Write the data out again, character for character, with no images.

DATA FOR PROCESSING Start Marker

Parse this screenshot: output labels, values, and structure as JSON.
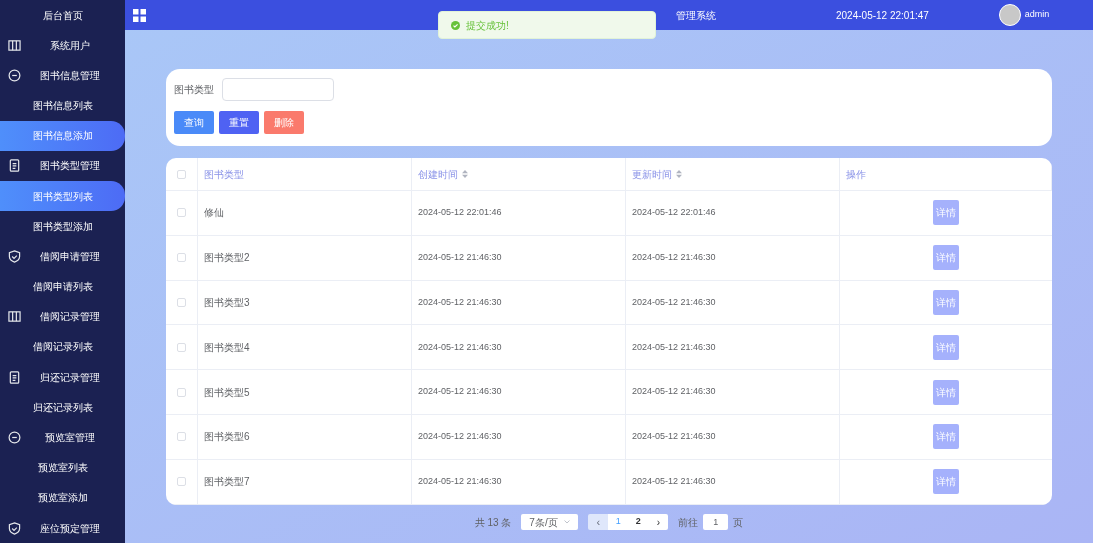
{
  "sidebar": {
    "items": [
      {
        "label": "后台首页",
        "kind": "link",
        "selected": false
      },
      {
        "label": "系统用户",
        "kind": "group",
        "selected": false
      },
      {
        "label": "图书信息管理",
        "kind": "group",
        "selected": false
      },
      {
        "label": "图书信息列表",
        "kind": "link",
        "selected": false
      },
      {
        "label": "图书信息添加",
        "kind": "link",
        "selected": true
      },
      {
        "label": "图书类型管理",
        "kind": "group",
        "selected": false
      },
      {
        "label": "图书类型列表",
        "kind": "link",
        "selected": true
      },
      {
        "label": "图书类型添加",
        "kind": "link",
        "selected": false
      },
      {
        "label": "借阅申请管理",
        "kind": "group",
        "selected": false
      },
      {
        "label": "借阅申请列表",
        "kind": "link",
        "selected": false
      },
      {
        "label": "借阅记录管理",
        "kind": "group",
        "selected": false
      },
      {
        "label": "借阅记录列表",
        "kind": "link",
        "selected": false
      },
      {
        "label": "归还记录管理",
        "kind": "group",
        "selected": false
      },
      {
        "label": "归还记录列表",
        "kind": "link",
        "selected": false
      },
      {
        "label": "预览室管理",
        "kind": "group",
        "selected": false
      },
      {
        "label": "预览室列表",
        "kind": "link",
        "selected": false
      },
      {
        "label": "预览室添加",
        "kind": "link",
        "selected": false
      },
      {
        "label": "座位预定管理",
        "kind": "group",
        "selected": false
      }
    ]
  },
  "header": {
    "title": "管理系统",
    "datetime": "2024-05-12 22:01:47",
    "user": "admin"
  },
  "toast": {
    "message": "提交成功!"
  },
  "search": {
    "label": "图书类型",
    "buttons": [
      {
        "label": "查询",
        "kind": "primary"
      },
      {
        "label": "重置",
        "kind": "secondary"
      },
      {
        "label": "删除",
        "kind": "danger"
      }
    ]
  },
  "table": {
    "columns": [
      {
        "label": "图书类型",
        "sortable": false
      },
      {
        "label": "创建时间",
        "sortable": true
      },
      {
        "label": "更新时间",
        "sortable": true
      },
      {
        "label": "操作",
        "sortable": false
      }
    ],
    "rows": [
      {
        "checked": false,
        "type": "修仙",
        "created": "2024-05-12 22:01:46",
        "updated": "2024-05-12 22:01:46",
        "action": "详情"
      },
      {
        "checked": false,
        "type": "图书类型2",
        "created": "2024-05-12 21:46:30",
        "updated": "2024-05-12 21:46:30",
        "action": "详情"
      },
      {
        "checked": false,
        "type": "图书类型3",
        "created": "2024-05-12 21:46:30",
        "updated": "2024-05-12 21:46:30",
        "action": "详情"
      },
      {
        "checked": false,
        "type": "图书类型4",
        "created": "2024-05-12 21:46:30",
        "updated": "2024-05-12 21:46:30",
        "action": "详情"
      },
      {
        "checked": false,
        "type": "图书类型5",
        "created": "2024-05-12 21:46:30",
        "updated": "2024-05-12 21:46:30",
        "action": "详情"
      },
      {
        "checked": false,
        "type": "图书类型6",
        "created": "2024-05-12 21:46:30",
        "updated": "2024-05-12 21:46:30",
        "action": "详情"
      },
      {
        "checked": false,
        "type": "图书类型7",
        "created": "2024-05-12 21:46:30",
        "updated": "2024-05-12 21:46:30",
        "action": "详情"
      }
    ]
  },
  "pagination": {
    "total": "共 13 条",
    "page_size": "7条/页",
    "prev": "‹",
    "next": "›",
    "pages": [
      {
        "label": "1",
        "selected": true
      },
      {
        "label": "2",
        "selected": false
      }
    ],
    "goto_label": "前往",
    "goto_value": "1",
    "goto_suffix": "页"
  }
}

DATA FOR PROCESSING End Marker

WRITTEN RESPONSE -
Parse this screenshot: output labels, values, and structure as JSON.
{
  "sidebar": {
    "items": [
      {
        "label": "后台首页",
        "kind": "link",
        "selected": false
      },
      {
        "label": "系统用户",
        "kind": "group",
        "selected": false
      },
      {
        "label": "图书信息管理",
        "kind": "group",
        "selected": false
      },
      {
        "label": "图书信息列表",
        "kind": "link",
        "selected": false
      },
      {
        "label": "图书信息添加",
        "kind": "link",
        "selected": true
      },
      {
        "label": "图书类型管理",
        "kind": "group",
        "selected": false
      },
      {
        "label": "图书类型列表",
        "kind": "link",
        "selected": true
      },
      {
        "label": "图书类型添加",
        "kind": "link",
        "selected": false
      },
      {
        "label": "借阅申请管理",
        "kind": "group",
        "selected": false
      },
      {
        "label": "借阅申请列表",
        "kind": "link",
        "selected": false
      },
      {
        "label": "借阅记录管理",
        "kind": "group",
        "selected": false
      },
      {
        "label": "借阅记录列表",
        "kind": "link",
        "selected": false
      },
      {
        "label": "归还记录管理",
        "kind": "group",
        "selected": false
      },
      {
        "label": "归还记录列表",
        "kind": "link",
        "selected": false
      },
      {
        "label": "预览室管理",
        "kind": "group",
        "selected": false
      },
      {
        "label": "预览室列表",
        "kind": "link",
        "selected": false
      },
      {
        "label": "预览室添加",
        "kind": "link",
        "selected": false
      },
      {
        "label": "座位预定管理",
        "kind": "group",
        "selected": false
      }
    ]
  },
  "header": {
    "title": "管理系统",
    "datetime": "2024-05-12 22:01:47",
    "user": "admin"
  },
  "toast": {
    "message": "提交成功!"
  },
  "search": {
    "label": "图书类型",
    "buttons": [
      {
        "label": "查询",
        "kind": "primary"
      },
      {
        "label": "重置",
        "kind": "secondary"
      },
      {
        "label": "删除",
        "kind": "danger"
      }
    ]
  },
  "table": {
    "columns": [
      {
        "label": "图书类型",
        "sortable": false
      },
      {
        "label": "创建时间",
        "sortable": true
      },
      {
        "label": "更新时间",
        "sortable": true
      },
      {
        "label": "操作",
        "sortable": false
      }
    ],
    "rows": [
      {
        "checked": false,
        "type": "修仙",
        "created": "2024-05-12 22:01:46",
        "updated": "2024-05-12 22:01:46",
        "action": "详情"
      },
      {
        "checked": false,
        "type": "图书类型2",
        "created": "2024-05-12 21:46:30",
        "updated": "2024-05-12 21:46:30",
        "action": "详情"
      },
      {
        "checked": false,
        "type": "图书类型3",
        "created": "2024-05-12 21:46:30",
        "updated": "2024-05-12 21:46:30",
        "action": "详情"
      },
      {
        "checked": false,
        "type": "图书类型4",
        "created": "2024-05-12 21:46:30",
        "updated": "2024-05-12 21:46:30",
        "action": "详情"
      },
      {
        "checked": false,
        "type": "图书类型5",
        "created": "2024-05-12 21:46:30",
        "updated": "2024-05-12 21:46:30",
        "action": "详情"
      },
      {
        "checked": false,
        "type": "图书类型6",
        "created": "2024-05-12 21:46:30",
        "updated": "2024-05-12 21:46:30",
        "action": "详情"
      },
      {
        "checked": false,
        "type": "图书类型7",
        "created": "2024-05-12 21:46:30",
        "updated": "2024-05-12 21:46:30",
        "action": "详情"
      }
    ]
  },
  "pagination": {
    "total": "共 13 条",
    "page_size": "7条/页",
    "prev": "‹",
    "next": "›",
    "pages": [
      {
        "label": "1",
        "selected": true
      },
      {
        "label": "2",
        "selected": false
      }
    ],
    "goto_label": "前往",
    "goto_value": "1",
    "goto_suffix": "页"
  }
}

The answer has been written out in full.